terry_freeman on January 10, 2011, 08:29:22 am
Regarding this "one person claims the world" theory, which has been constructed to find a way to poke holes in the ZAP.

Ah! That's why nobody has been willing to explore the idea.

You pointed out that it's  undesirable (and impossible) to make everything equal for everybody, using an extreme case. On the other side, I claim that it is undesirable to let things get too unequal. I make no claim that an AnCap society would necessarily make things too unequal, and I do not claim that the most extreme case is possible.

I have heard explanations how AnCap societies might moderate extreme inequalities. For example, in some cases person X might go to an arbitrator and say "Person Y officially owns this resource here, and he isn't developing it much. I can develop it more effectively" and the arbitrator might rule that it now belongs to person X. Or if somebody has more stuff than he can defend, others might just take it from him.

It occurs to me that if you had two big groups of people who disagree about this sort of thing, they might fight over it. The society breaks down into warfare. That is not a flaw in AnCap societies, it's a flaw in societies where large numbers of people disagree about something enough to fight over it. The USA had this precise problem when we disagreed about slavery, and some of us were ready to fight to take away others' human property. Particular AnCap societies might be better or worse at resolving this sort of problem -- I don't see anything in the basic philosophy that says how to resolve it.

And an AnCap society does not have to have a perfect solution to every possible problem, to be way better than what we have now.


In an AnCap society, the arbitrators are not rulers; you don't get to make eminent domain claims, no matter how prettily you frame your arguments.
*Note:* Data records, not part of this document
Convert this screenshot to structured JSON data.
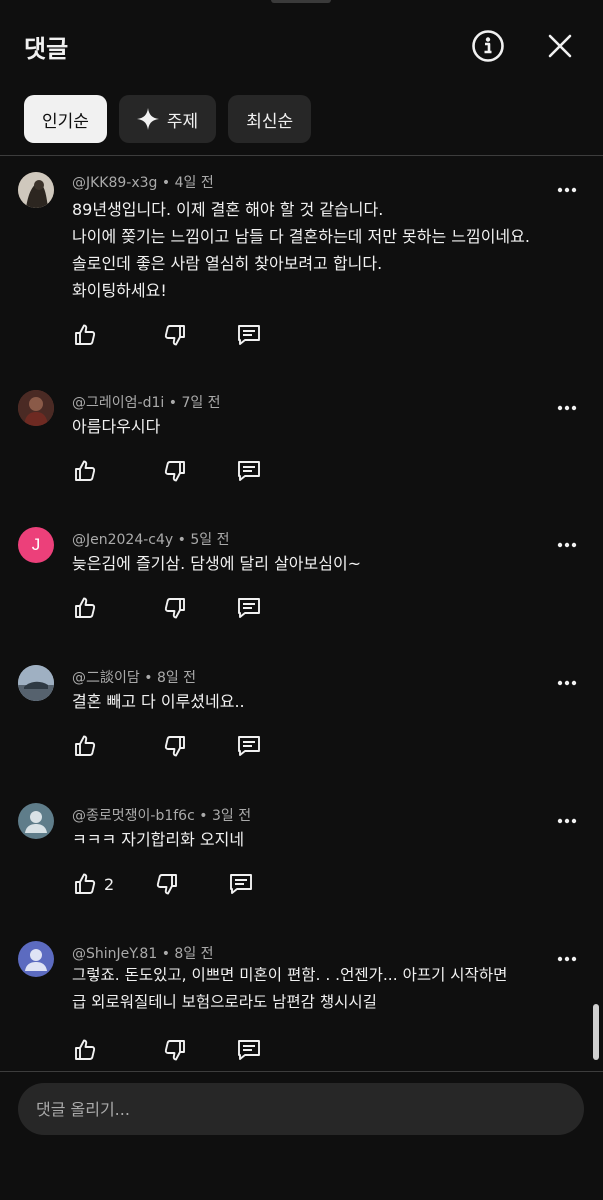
{
  "header": {
    "title": "댓글"
  },
  "chips": [
    {
      "label": "인기순",
      "active": true
    },
    {
      "label": "주제",
      "active": false
    },
    {
      "label": "최신순",
      "active": false
    }
  ],
  "comments": [
    {
      "author": "@JKK89-x3g",
      "time": "4일 전",
      "text": "89년생입니다. 이제 결혼 해야 할 것 같습니다.\n나이에 쫒기는 느낌이고 남들 다 결혼하는데 저만 못하는 느낌이네요.\n솔로인데 좋은 사람 열심히 찾아보려고 합니다.\n화이팅하세요!",
      "likes": "",
      "avatar_color": "#6b5a4a"
    },
    {
      "author": "@그레이엄-d1i",
      "time": "7일 전",
      "text": "아름다우시다",
      "likes": "",
      "avatar_color": "#7a3a30"
    },
    {
      "author": "@Jen2024-c4y",
      "time": "5일 전",
      "text": "늦은김에 즐기삼. 담생에 달리 살아보심이~",
      "likes": "",
      "avatar_letter": "J",
      "avatar_color": "#ec407a"
    },
    {
      "author": "@二談이담",
      "time": "8일 전",
      "text": "결혼 빼고 다 이루셨네요..",
      "likes": "",
      "avatar_color": "#8fa0b3"
    },
    {
      "author": "@종로멋쟁이-b1f6c",
      "time": "3일 전",
      "text": "ㅋㅋㅋ 자기합리화 오지네",
      "likes": "2",
      "avatar_color": "#5f7d8a"
    },
    {
      "author": "@ShinJeY.81",
      "time": "8일 전",
      "text": "그렇죠. 돈도있고, 이쁘면 미혼이 편함. . .언젠가... 아프기 시작하면\n급 외로워질테니 보험으로라도 남편감 챙시시길",
      "likes": "",
      "avatar_color": "#5c6bc0"
    }
  ],
  "input": {
    "placeholder": "댓글 올리기..."
  },
  "colors": {
    "background": "#0f0f0f",
    "chip": "#272727",
    "chip_active": "#f1f1f1",
    "meta_text": "#aaaaaa"
  },
  "icons": [
    "info-icon",
    "close-icon",
    "sparkle-icon",
    "thumbs-up-icon",
    "thumbs-down-icon",
    "reply-icon",
    "more-vert-icon",
    "person-icon"
  ]
}
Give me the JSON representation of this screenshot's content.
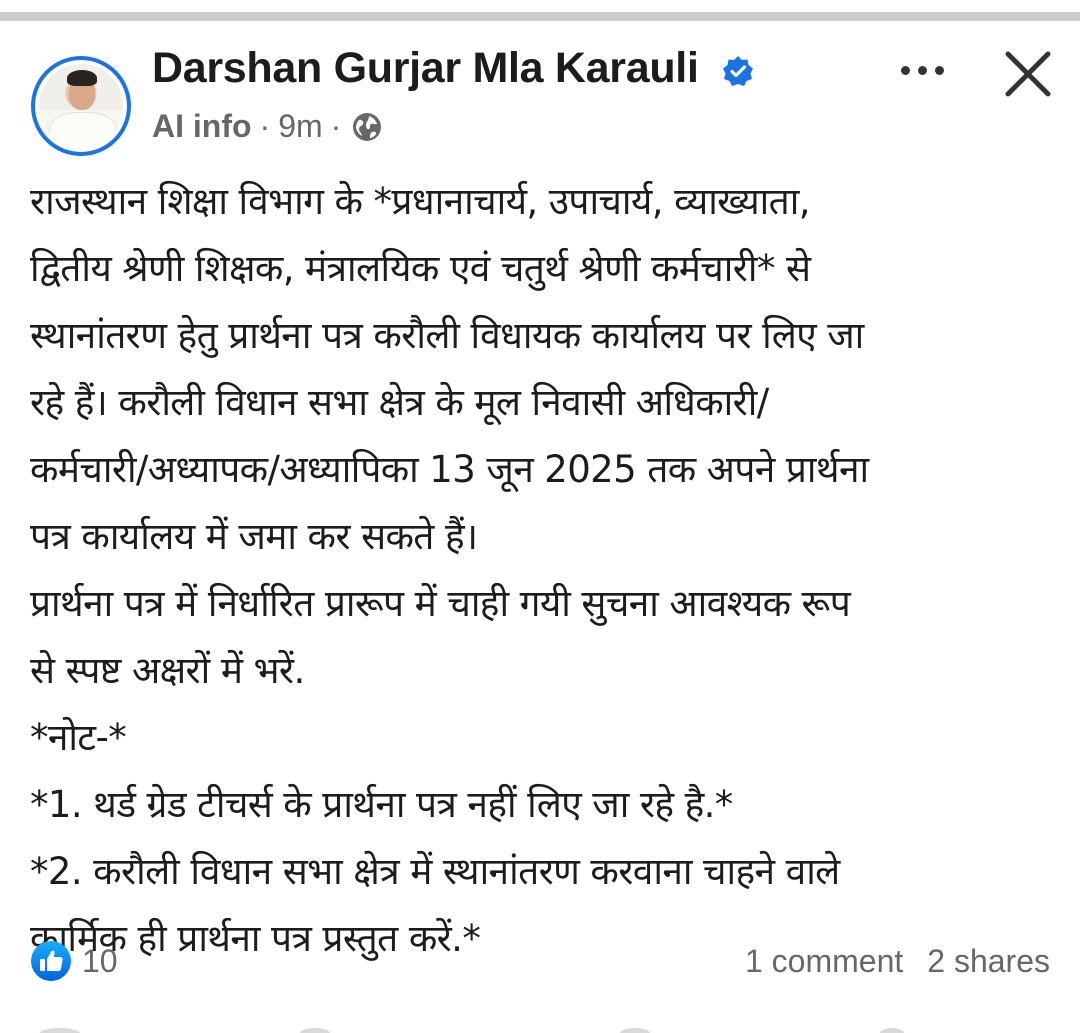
{
  "post": {
    "author": "Darshan Gurjar Mla Karauli",
    "verified_icon": "verified-badge-icon",
    "meta": {
      "label": "AI info",
      "separator": "·",
      "time": "9m",
      "audience_icon": "globe-icon"
    },
    "more_icon": "more-options-icon",
    "close_icon": "close-icon",
    "lines": [
      "राजस्थान शिक्षा विभाग के *प्रधानाचार्य, उपाचार्य, व्याख्याता,",
      "द्वितीय श्रेणी शिक्षक, मंत्रालयिक एवं चतुर्थ श्रेणी कर्मचारी* से",
      "स्थानांतरण हेतु प्रार्थना पत्र  करौली विधायक कार्यालय पर लिए जा",
      "रहे हैं। करौली विधान सभा क्षेत्र के मूल निवासी अधिकारी/",
      "कर्मचारी/अध्यापक/अध्यापिका 13 जून 2025 तक अपने प्रार्थना",
      "पत्र कार्यालय में जमा कर सकते हैं।",
      "प्रार्थना पत्र में निर्धारित प्रारूप में चाही गयी सुचना आवश्यक रूप",
      "से स्पष्ट अक्षरों में भरें.",
      "*नोट-*",
      "*1. थर्ड ग्रेड टीचर्स के प्रार्थना पत्र नहीं लिए जा रहे है.*",
      "*2. करौली विधान सभा क्षेत्र में स्थानांतरण करवाना चाहने वाले",
      "कार्मिक ही प्रार्थना पत्र प्रस्तुत करें.*"
    ],
    "reactions": {
      "icon": "like-icon",
      "count": "10"
    },
    "comments": "1 comment",
    "shares": "2 shares"
  },
  "colors": {
    "accent": "#1b74e4",
    "secondary_text": "#65676b",
    "primary_text": "#1c1c1c"
  }
}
However, if you see a spot of land which is not being used, and you do your due diligence and find that it has not been used for X years, and homestead it, and someone pops up later and says "My Great Grandfather homesteaded this and willed it to me and you owe me back rent", then an arbitrator might, depending on the facts of the case, rule in favor of the squatter, on the grounds that the putative owner had not defended his property for X years.

If things develop as in the "Robinsons claim the world" scenario, an arbitrator is likely to tell Mrs. Robinson to stop being such an ass.


 

anything